The proposed Walgreens Boots Alliance, Inc. (NASDAQ:WBA) and Rite Aid Corporation (NYSE:RAD) deal continues to be drawn out and increasingly tumultuous between the companies involved and federal regulators. Recently, Rite Aid and Fred's Inc. (NASDAQ:FRED) shares dropped amid talk the Federal Trade Commission is leaning towards filing a lawsuit seeking to block Walgreens' planned acquisition of Rite Aid. In December of 2016, the companies announced an agreement to sell 865 stores to Fred’s for $950 million in cash. Earlier this year, Walgreens and Rite Aid agreed to divest more stores, boosting the number to 1,200 and to reduce their merger price.

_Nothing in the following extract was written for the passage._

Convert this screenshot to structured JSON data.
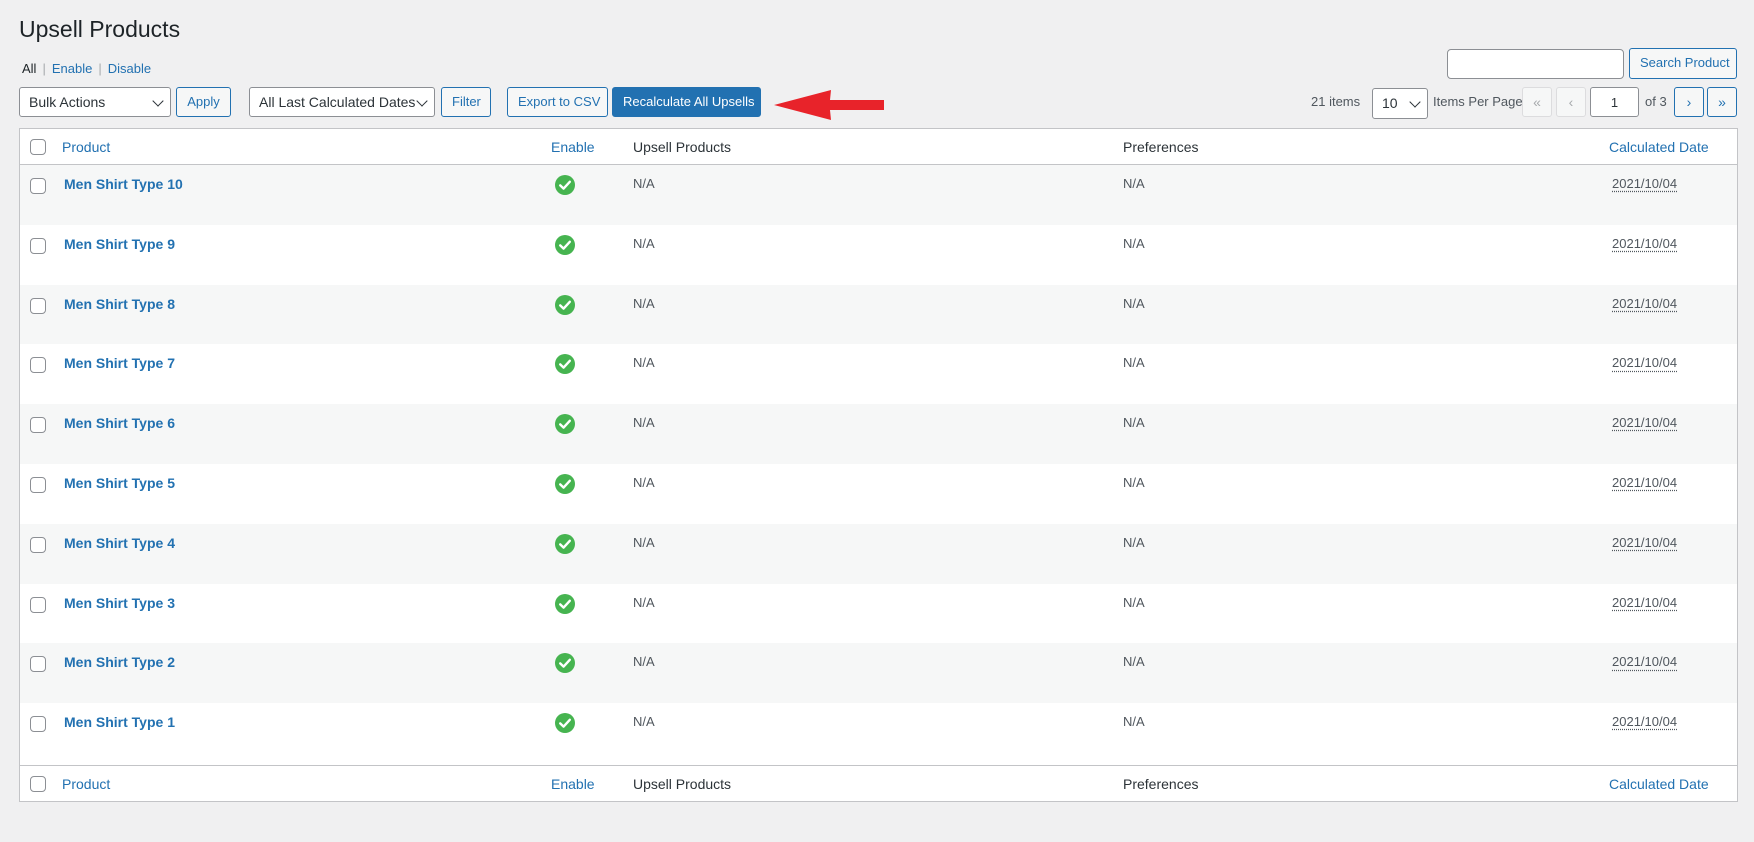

Healthcare related stocks and more notably the biotech cohort saw a very tumultuous 2016. As the political backdrop, drug pricing debate and presidential election were thrusted into the spotlight, healthcare related stocks responded erratically to any news that would have a perceived impact on the industry. Now that 2016 it’s in the books, investors can look to 2017 and the new administration under president-elect Donald Trump. Since Donald Trump voiced his concerns over drug pricing, the initial rally in healthcare-related stocks has largely eroded to pre-election levels. Initially, the entire cohort saw significant gains as traders viewed a republican controlled government in positive light with regard to the healthcare sector. Considering the aforementioned factors throughout 2016, the iShares NASDAQ Biotechnology Index (Ticker:IBB) traded in a wide range with pronounced volatility after the presidential election posting a range of ~$240 to $344 or a 104-point gap. The upcoming 2017 year is shaping up to be an eventful one with continued uncertainty with regard to the political climate, governmental stance on mergers and acquisitions, potential deregulation, potential restructuring of the Affordable Care Act and a potentially more favorable tax and repatriation rates throughout the industry.
And it is taking place right now in your neighborhood. No, I'm not talking about ISIS invading your neighborhood, what I'm talking about is credit card payments to merchants.
Earlier this month, Apple announced its mobile payment system called ApplePay. The Apple iPhone 6 uses a technology called Near Field Communication or NFC, which is built into their new iPhones to pay for a product in a store that supports this technology. This is similar to Google Wallet which uses the same technology.
On one side of battlefield you have Apple Inc. (NASDAQ:AAPL), on the other side you have a consortium of merchants led by Wal-Mart Stores Inc. (NYSE:WMT), , which includes CVS Health Corporation (NYSE:CVS) and Rite Aid Corporation (NYSE:RAD). That consortium whose name is MCX (The Merchants Exchange) want to use their own mobile system that they have been developing since 2012. That system is named CurrentC. What's that going to do for consumers? You only have to look at the MCX website to understand what their goal is.
From the MCX Web site: "Merchant Customer Exchange is the only merchant-owned mobile commerce network built to streamline the customer shopping experience across all major retail verticals."
From the press kit: "It will also offer innovative features and benefits, such as merchant loyalty programs and instant coupon savings, all stored on the phone and available right at the point-of-sale."
Sounds very similar to Google wallet and ApplePay, does it not? Mobile payment solutions such as Google wallet have not really caught on with Millennials or anyone else for that matter. It was only when Apple came along with their new payment system that the MCX realized they had to attack. The first part of the attack was putting pressure on CVS Health Corporation (NYSE:CVS) and Rite Aid Corporation (NYSE:RAD) to turn off their NFC receivers on their cash registers so ApplePay would not work. What is strange is that Target, who is also a member of MCX, will accept ApplePay as it offers a more secure and superior method of payment over a regular credit card. Looking at some of the recent challenges that Target has had with credit card theft, it is understandable.
So today's poll question is:
If you have any comments you'd like to share with us about this post or about mobile payments in general, please feel free to leave them below this post.
Life is never boring, even in the mobile payments section.
Every success with MarketClub, Adam Hewison